Task item – Only the lines with "JSON" in them need to be copied from the listing.

━━━

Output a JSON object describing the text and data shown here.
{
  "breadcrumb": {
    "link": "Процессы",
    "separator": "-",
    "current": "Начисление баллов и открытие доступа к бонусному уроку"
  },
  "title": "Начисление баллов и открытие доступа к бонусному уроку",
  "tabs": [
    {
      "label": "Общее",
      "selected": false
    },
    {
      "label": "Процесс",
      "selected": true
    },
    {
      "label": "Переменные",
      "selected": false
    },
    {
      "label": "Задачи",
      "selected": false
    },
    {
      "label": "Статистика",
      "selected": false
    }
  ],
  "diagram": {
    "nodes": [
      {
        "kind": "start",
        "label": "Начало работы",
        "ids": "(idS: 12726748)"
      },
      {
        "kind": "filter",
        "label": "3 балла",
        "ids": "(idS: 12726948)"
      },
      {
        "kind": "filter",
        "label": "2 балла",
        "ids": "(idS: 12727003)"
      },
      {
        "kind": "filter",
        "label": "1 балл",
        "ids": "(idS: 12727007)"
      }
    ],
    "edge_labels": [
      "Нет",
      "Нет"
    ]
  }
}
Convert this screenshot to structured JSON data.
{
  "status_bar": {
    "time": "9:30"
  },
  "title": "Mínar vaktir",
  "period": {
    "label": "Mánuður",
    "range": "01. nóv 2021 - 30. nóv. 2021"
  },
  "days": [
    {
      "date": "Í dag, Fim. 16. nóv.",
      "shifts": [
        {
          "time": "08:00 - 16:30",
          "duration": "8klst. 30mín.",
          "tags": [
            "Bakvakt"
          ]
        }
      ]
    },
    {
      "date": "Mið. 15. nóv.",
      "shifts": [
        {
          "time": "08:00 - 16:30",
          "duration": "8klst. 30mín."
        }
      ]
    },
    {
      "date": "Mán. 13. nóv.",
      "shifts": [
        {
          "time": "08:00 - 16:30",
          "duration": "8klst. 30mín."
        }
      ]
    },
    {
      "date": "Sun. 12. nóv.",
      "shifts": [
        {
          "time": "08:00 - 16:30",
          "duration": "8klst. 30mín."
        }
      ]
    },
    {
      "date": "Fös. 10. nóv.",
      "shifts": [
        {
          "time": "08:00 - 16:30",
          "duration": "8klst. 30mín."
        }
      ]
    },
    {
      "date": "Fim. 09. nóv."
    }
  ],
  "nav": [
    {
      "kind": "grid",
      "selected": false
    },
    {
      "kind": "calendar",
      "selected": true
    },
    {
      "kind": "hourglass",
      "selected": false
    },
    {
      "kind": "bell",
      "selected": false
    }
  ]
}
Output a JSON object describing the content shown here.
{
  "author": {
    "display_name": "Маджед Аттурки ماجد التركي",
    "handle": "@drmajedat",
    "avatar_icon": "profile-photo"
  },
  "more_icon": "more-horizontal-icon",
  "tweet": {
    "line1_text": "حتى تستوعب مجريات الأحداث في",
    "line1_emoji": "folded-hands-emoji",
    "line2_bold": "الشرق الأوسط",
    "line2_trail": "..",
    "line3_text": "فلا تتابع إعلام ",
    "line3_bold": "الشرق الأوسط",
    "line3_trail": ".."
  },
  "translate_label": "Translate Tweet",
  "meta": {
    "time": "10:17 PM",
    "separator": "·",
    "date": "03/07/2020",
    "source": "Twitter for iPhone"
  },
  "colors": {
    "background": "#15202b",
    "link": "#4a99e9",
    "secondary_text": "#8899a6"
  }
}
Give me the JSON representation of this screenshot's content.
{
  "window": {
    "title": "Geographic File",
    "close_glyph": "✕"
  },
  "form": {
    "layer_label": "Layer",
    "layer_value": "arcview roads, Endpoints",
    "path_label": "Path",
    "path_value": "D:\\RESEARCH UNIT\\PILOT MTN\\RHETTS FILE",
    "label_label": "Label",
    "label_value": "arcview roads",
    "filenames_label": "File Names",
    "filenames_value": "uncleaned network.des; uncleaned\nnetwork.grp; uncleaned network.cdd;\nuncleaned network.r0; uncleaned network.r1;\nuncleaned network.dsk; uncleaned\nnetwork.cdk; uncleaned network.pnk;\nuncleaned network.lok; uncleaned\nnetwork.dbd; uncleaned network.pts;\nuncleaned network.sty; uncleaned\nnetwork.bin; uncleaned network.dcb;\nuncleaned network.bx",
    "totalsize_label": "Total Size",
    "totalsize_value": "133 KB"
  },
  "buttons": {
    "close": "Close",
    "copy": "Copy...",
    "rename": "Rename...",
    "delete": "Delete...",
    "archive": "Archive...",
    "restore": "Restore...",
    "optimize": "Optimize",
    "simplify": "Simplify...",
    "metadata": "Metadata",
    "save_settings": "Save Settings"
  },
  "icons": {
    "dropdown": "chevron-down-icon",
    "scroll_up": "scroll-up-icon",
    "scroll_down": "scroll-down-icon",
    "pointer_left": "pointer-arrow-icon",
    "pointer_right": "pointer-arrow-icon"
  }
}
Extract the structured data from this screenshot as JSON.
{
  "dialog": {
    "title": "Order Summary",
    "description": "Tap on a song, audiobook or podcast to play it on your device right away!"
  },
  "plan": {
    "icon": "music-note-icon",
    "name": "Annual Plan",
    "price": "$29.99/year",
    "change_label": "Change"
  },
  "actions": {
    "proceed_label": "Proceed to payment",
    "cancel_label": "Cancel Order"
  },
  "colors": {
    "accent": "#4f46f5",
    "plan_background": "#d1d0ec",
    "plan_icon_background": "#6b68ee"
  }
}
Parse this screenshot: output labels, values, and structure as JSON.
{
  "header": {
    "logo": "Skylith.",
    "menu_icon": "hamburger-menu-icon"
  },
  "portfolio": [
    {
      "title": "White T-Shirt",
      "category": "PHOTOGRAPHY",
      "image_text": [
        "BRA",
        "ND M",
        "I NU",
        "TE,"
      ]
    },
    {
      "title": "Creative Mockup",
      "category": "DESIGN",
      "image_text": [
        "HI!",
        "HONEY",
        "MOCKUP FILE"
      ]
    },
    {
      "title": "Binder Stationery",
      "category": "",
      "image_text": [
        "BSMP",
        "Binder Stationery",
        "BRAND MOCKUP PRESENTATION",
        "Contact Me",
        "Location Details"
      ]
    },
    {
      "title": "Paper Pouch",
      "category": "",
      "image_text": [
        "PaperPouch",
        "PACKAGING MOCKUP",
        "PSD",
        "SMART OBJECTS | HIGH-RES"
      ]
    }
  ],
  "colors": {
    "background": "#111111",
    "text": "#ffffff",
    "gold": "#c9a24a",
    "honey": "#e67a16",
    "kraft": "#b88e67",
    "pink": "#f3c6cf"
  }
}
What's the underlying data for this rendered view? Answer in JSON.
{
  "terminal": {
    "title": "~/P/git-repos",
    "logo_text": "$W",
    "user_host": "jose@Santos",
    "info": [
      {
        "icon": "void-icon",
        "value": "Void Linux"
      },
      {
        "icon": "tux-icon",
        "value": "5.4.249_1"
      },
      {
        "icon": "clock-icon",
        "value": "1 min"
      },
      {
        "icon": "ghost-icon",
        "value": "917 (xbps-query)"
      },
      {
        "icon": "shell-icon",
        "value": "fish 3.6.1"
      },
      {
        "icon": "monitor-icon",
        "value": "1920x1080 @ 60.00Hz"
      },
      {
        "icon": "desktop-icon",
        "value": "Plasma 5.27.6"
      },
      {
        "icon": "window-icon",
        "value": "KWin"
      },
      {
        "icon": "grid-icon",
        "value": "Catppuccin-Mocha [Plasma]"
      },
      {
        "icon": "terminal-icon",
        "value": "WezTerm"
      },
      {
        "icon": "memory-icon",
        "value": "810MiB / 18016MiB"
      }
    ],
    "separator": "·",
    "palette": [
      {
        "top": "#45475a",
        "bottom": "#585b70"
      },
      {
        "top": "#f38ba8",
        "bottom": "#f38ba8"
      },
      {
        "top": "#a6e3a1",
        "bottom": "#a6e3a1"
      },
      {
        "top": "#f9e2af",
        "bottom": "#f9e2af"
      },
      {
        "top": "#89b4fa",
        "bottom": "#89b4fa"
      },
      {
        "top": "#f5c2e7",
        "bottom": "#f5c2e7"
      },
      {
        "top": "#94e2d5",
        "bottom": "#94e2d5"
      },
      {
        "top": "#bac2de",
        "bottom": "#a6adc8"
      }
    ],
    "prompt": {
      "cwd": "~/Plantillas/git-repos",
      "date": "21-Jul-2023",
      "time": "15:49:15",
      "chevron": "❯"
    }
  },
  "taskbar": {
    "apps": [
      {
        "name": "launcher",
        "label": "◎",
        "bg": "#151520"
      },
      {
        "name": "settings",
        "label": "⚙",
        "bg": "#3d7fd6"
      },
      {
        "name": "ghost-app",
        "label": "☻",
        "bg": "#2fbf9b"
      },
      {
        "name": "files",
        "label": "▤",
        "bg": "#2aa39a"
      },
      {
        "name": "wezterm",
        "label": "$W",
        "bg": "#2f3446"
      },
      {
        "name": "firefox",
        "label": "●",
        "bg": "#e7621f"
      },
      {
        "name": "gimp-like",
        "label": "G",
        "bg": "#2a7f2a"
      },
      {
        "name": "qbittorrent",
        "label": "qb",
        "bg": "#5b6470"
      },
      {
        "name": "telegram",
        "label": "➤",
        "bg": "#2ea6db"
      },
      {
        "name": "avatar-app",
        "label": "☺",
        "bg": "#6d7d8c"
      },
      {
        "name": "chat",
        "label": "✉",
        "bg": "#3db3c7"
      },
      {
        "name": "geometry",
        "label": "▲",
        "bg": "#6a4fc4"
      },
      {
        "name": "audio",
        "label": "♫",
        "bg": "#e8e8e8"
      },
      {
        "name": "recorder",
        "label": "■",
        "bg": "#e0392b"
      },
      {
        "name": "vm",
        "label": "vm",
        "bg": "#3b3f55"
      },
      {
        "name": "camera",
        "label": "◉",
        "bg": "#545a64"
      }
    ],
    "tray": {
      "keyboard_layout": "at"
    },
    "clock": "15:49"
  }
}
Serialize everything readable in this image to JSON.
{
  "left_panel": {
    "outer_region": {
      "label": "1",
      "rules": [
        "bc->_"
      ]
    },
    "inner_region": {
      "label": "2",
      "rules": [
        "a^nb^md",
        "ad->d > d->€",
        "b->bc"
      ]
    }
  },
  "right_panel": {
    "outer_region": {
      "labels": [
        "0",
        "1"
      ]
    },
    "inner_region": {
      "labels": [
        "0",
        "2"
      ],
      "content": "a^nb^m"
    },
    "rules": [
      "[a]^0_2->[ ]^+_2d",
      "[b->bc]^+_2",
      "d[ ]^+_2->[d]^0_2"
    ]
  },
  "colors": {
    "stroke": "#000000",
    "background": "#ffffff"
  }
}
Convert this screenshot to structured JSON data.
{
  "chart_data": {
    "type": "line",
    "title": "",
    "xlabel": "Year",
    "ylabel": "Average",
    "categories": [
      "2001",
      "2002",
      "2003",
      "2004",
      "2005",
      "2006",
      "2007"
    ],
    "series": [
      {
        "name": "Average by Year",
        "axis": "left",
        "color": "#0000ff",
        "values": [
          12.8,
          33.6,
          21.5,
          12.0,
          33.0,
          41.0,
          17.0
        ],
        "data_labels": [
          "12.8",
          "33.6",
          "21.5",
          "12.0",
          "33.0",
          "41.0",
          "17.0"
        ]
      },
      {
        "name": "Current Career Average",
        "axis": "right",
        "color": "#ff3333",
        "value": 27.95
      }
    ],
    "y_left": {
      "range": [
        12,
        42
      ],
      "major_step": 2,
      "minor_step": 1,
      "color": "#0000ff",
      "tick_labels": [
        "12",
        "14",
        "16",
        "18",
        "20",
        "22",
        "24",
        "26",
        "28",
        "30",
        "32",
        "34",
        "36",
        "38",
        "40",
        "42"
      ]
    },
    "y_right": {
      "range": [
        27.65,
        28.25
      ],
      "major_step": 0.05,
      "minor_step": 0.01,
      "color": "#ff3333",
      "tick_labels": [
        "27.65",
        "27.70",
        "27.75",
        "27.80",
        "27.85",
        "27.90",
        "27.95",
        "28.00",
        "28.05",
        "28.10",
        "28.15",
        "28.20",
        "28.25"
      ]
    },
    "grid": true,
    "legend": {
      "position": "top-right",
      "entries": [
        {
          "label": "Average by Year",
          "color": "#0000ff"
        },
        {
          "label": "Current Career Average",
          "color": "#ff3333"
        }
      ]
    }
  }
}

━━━

Answer area –
Output a JSON object describing the text and data shown here.
Convert this screenshot to structured JSON data.
Output a JSON object describing the content shown here.
Give me the JSON representation of this screenshot's content.
Extract the structured data from this screenshot as JSON.
Parse this screenshot: output labels, values, and structure as JSON.
What's the underlying data for this rendered view? Answer in JSON.
Serialize everything readable in this image to JSON.
Convert this screenshot to structured JSON data.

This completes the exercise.